- [DATA SHOWN]
::::
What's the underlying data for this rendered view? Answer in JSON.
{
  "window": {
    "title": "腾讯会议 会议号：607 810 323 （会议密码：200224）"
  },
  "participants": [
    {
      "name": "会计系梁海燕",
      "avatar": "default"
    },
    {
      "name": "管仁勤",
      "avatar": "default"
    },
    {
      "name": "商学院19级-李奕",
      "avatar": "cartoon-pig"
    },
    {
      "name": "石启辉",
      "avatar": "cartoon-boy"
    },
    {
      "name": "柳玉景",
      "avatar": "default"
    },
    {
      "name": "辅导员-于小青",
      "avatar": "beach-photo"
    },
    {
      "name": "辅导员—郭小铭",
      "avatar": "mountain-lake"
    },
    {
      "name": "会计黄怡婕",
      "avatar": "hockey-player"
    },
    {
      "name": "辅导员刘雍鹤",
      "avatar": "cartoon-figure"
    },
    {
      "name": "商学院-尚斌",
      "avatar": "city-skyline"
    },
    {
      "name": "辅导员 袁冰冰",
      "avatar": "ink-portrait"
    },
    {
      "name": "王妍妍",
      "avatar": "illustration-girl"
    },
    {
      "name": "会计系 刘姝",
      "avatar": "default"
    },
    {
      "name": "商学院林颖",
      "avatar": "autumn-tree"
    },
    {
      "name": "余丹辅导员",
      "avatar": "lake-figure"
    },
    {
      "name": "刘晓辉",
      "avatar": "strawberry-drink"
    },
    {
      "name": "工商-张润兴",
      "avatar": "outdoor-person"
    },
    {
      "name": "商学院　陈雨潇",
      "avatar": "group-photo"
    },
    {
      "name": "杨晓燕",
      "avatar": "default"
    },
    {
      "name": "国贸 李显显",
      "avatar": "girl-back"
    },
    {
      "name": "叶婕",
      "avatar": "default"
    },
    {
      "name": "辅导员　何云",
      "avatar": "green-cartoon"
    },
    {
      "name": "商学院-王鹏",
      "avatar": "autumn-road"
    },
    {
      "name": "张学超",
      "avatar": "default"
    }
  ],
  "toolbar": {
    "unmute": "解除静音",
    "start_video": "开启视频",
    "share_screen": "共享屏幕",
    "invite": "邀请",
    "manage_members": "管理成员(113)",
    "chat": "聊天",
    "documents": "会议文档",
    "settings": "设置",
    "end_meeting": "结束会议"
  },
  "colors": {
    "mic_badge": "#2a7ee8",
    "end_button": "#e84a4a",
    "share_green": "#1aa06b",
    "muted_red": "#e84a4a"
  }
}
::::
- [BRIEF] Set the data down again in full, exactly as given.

- [TASK RESPONSE]
What's the underlying data for this rendered view? Answer in JSON.
{
  "window": {
    "title": "腾讯会议 会议号：607 810 323 （会议密码：200224）"
  },
  "participants": [
    {
      "name": "会计系梁海燕",
      "avatar": "default"
    },
    {
      "name": "管仁勤",
      "avatar": "default"
    },
    {
      "name": "商学院19级-李奕",
      "avatar": "cartoon-pig"
    },
    {
      "name": "石启辉",
      "avatar": "cartoon-boy"
    },
    {
      "name": "柳玉景",
      "avatar": "default"
    },
    {
      "name": "辅导员-于小青",
      "avatar": "beach-photo"
    },
    {
      "name": "辅导员—郭小铭",
      "avatar": "mountain-lake"
    },
    {
      "name": "会计黄怡婕",
      "avatar": "hockey-player"
    },
    {
      "name": "辅导员刘雍鹤",
      "avatar": "cartoon-figure"
    },
    {
      "name": "商学院-尚斌",
      "avatar": "city-skyline"
    },
    {
      "name": "辅导员 袁冰冰",
      "avatar": "ink-portrait"
    },
    {
      "name": "王妍妍",
      "avatar": "illustration-girl"
    },
    {
      "name": "会计系 刘姝",
      "avatar": "default"
    },
    {
      "name": "商学院林颖",
      "avatar": "autumn-tree"
    },
    {
      "name": "余丹辅导员",
      "avatar": "lake-figure"
    },
    {
      "name": "刘晓辉",
      "avatar": "strawberry-drink"
    },
    {
      "name": "工商-张润兴",
      "avatar": "outdoor-person"
    },
    {
      "name": "商学院　陈雨潇",
      "avatar": "group-photo"
    },
    {
      "name": "杨晓燕",
      "avatar": "default"
    },
    {
      "name": "国贸 李显显",
      "avatar": "girl-back"
    },
    {
      "name": "叶婕",
      "avatar": "default"
    },
    {
      "name": "辅导员　何云",
      "avatar": "green-cartoon"
    },
    {
      "name": "商学院-王鹏",
      "avatar": "autumn-road"
    },
    {
      "name": "张学超",
      "avatar": "default"
    }
  ],
  "toolbar": {
    "unmute": "解除静音",
    "start_video": "开启视频",
    "share_screen": "共享屏幕",
    "invite": "邀请",
    "manage_members": "管理成员(113)",
    "chat": "聊天",
    "documents": "会议文档",
    "settings": "设置",
    "end_meeting": "结束会议"
  },
  "colors": {
    "mic_badge": "#2a7ee8",
    "end_button": "#e84a4a",
    "share_green": "#1aa06b",
    "muted_red": "#e84a4a"
  }
}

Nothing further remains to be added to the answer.